by [?]

The promoters of this enterprise seem nevertheless to have been fairly successful, for they gave a fête recently and crowned a queen. To be acclaimed their sovereign by a group of people all of royal birth is indeed an honor. Rumors of this ceremony have come to us outsiders. It is said that they employed only lineal descendants of Vatel to prepare their banquet, and I am assured that an offspring of Gambrinus acted as butler.

But it is wrong to joke on this subject. The state of affairs is becoming too serious. When sane human beings form a “Baronial Order of Runnymede,” and announce in their prospectus that only descendants through the male line from one (or more) of the forty noblemen who forced King John to sign the Magna Charta are what our Washington Mrs. Malaprop would call “legible,” the action attests a diseased condition of the community. Any one taking the trouble to remember that eight of the original barons died childless, and that the Wars of the Roses swept away nine tenths of what families the others may have had, that only one man in England (Lord de Ros) can at the present day prove male descent further back than the eleventh century, must appreciate the absurdity of our compatriots’ pretensions. Burke’s Peerage is acknowledged to be the most “faked” volume in the English language, but the descents it attributes are like mathematical demonstrations compared to the “trees” that members of these new American orders climb.

When my class was graduated from Mr. McMullen’s school, we little boys had the brilliant idea of uniting in a society, but were greatly put about for an effective name, hitting finally upon that of Ancient Seniors’ Society. For a group of infants, this must be acknowledged to have been a luminous inspiration. We had no valid reason for forming that society, not being particularly fond of each other. Living in several cities, we rarely met after leaving school and had little to say to each other when we did. But it sounded so fine to be an “Ancient Senior,” and we hoped in our next school to impress new companions with that title and make them feel proper respect for us in consequence. Pride, however, sustained a fall when it was pointed out that the initials formed the ominous word “Ass.”

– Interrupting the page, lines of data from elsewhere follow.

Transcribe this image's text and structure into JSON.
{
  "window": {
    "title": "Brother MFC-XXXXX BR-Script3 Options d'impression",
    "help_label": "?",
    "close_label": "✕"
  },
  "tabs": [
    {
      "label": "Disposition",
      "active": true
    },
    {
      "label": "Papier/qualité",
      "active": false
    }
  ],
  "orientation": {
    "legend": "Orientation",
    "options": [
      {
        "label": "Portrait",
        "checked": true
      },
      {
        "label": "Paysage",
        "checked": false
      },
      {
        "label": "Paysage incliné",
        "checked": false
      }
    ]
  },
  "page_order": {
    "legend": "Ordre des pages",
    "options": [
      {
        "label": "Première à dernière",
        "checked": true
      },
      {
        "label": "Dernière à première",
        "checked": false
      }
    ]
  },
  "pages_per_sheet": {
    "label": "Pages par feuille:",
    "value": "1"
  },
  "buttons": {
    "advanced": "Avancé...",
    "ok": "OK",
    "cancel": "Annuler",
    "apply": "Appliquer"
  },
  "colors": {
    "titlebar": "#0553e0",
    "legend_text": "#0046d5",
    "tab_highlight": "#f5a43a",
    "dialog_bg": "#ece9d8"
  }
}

I have a shrewd suspicion that the motives which prompted our youthful actions are not very different from those now inciting children of a larger growth to band together, blackball their friends, crown queens, and perform other senseless mummeries, such as having the weathercock of a departed meeting-house brought in during a banquet, and dressing restaurant waiters in knickerbockers for “one night only.”

This malarial condition of our social atmosphere accounts for the quantity of genealogical quacks that have taken to sending typewritten letters, stating that the interest they take in your private affairs compels them to offer proof of your descent from any crowned head to whom you may have taken a fancy. One correspondent assured me only this month that he had papers in his possession showing beyond a doubt that I might claim a certain King McDougal of Scotland for an ancestor. I have misgivings, however, as to the quality of the royal blood in my veins, for the same correspondent was equally confident six months ago that my people came in direct line from Charlemagne. As I have no desire to “corner” the market in kings, these letters have remained unanswered.

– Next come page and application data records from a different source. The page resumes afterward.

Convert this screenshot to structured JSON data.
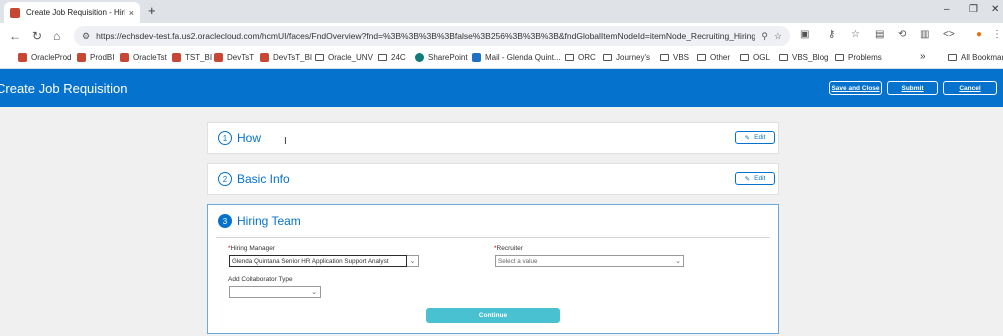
{
  "browser": {
    "tab_title": "Create Job Requisition - Hiring",
    "tab_close": "×",
    "new_tab": "+",
    "url": "https://echsdev-test.fa.us2.oraclecloud.com/hcmUI/faces/FndOverview?fnd=%3B%3B%3B%3Bfalse%3B256%3B%3B%3B&fndGlobalItemNodeId=itemNode_Recruiting_Hiring...",
    "win_minimize": "–",
    "win_restore": "❐",
    "win_close": "✕"
  },
  "bookmarks": [
    {
      "label": "OracleProd",
      "icon": "oracle-icon"
    },
    {
      "label": "ProdBI",
      "icon": "oracle-icon"
    },
    {
      "label": "OracleTst",
      "icon": "oracle-icon"
    },
    {
      "label": "TST_BI",
      "icon": "oracle-icon"
    },
    {
      "label": "DevTsT",
      "icon": "oracle-icon"
    },
    {
      "label": "DevTsT_BI",
      "icon": "oracle-icon"
    },
    {
      "label": "Oracle_UNV",
      "icon": "folder-icon"
    },
    {
      "label": "24C",
      "icon": "folder-icon"
    },
    {
      "label": "SharePoint",
      "icon": "sharepoint-icon"
    },
    {
      "label": "Mail - Glenda Quint...",
      "icon": "mail-icon"
    },
    {
      "label": "ORC",
      "icon": "folder-icon"
    },
    {
      "label": "Journey's",
      "icon": "folder-icon"
    },
    {
      "label": "VBS",
      "icon": "folder-icon"
    },
    {
      "label": "Other",
      "icon": "folder-icon"
    },
    {
      "label": "OGL",
      "icon": "folder-icon"
    },
    {
      "label": "VBS_Blog",
      "icon": "folder-icon"
    },
    {
      "label": "Problems",
      "icon": "folder-icon"
    }
  ],
  "bookmarks_more": "»",
  "bookmarks_all": "All Bookmarks",
  "app": {
    "title": "Create Job Requisition",
    "save_close": "Save and Close",
    "submit": "Submit",
    "cancel": "Cancel"
  },
  "sections": {
    "how": {
      "number": "1",
      "title": "How",
      "edit": "Edit"
    },
    "basic": {
      "number": "2",
      "title": "Basic Info",
      "edit": "Edit"
    },
    "team": {
      "number": "3",
      "title": "Hiring Team"
    }
  },
  "form": {
    "hiring_manager_label": "Hiring Manager",
    "hiring_manager_value": "Glenda Quintana Senior HR Application Support Analyst",
    "recruiter_label": "Recruiter",
    "recruiter_placeholder": "Select a value",
    "collab_label": "Add Collaborator Type",
    "collab_value": "",
    "required_mark": "*",
    "continue": "Continue"
  },
  "colors": {
    "brand_blue": "#0572ce",
    "continue_teal": "#49c1d0"
  }
}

Considering the mania to trace descent from illustrious men, it astonishes me that a Mystic Band, consisting of lineal descendants from the Seven Sages of Greece, has not before now burst upon an astonished world. It has been suggested that if some one wanted to organize a truly restricted circle, “The Grandchildren of our Tripoli War” would be an excellent title. So few Americans took part in that conflict-and still fewer know anything about it-that the satisfaction of joining the society would be immense to exclusively-minded people.

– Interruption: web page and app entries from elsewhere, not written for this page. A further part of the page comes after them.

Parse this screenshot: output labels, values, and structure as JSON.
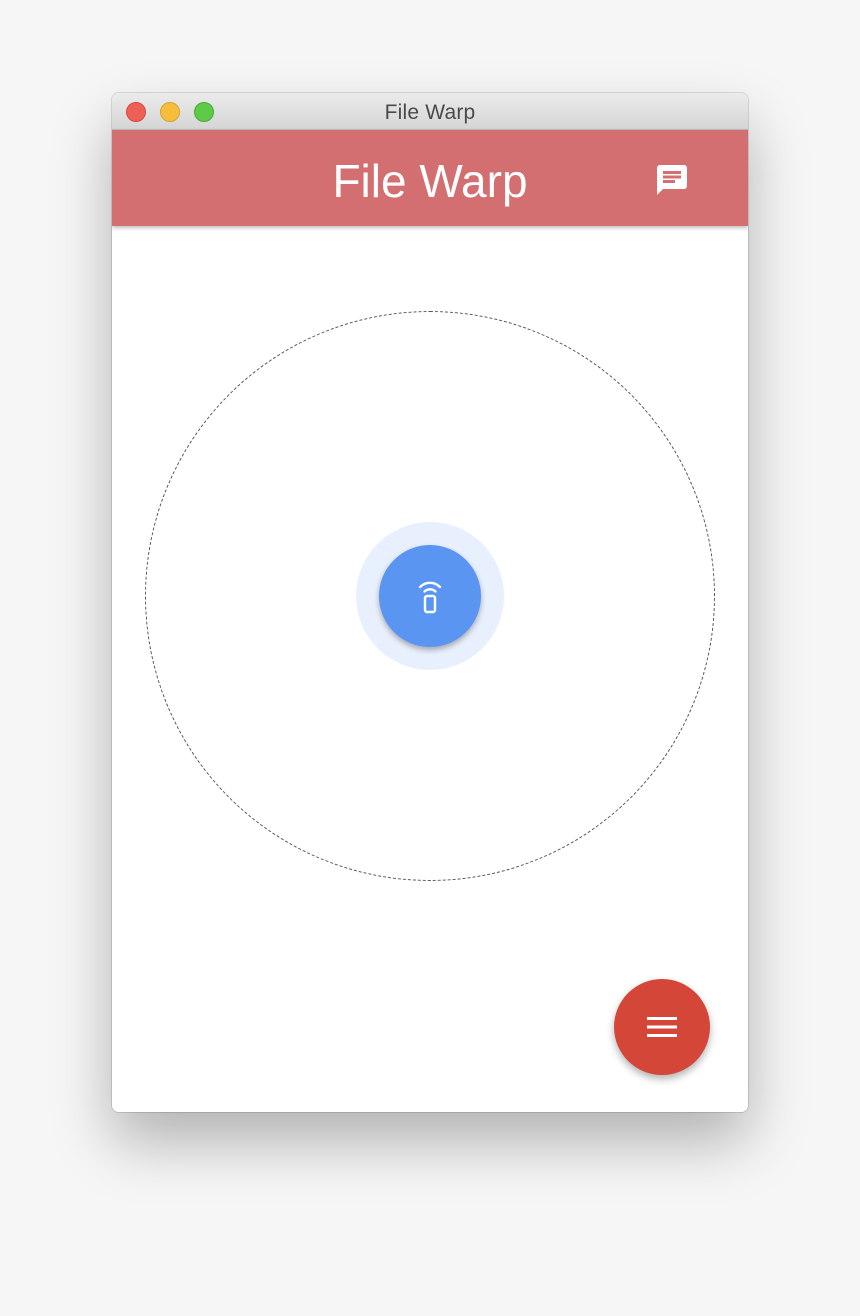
{
  "window": {
    "title": "File Warp",
    "controls": {
      "close": "close-button",
      "minimize": "minimize-button",
      "zoom": "zoom-button"
    }
  },
  "appbar": {
    "title": "File Warp",
    "background_color": "#d46f71",
    "chat_icon": "chat-icon"
  },
  "main": {
    "center_device_icon": "phone-signal-icon",
    "center_button_color": "#5b95f2",
    "menu_fab_icon": "menu-icon",
    "menu_fab_color": "#d44637"
  }
}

There is only one explanation that seems in any way to account for this vast tomfoolery. A little sentence, printed at the bottom of a prospectus recently sent to me, lets the ambitious cat out of the genealogical bag. It states that “social position is assured to people joining our order.” Thanks to the idiotic habit some newspapers have inaugurated of advertising, gratis, a number of self-elected society “leaders,” many feeble-minded people, with more ambition than cash, and a larger supply of family papers than brains, have been bitten with a social madness, and enter these traps, thinking they are the road to position and honors. The number of fools is larger than one would have believed possible, if the success of so many “orders,” “circles,” “commanderies,” and “regencies” were not there to testify to the unending folly of the would-be “smart.”

This last decade of the century has brought to light many strange fads and senseless manias. This “descent” craze, however, surpasses them all in inanity. The keepers of insane asylums will tell you that one of the hopeless forms of madness is la folie des grandeurs. A breath of this delirium seems to be blowing over our country. Crowns and sceptres haunt the dreams of simple republican men and women, troubling their slumbers and leading them a will-o’-the-wisp dance back across the centuries.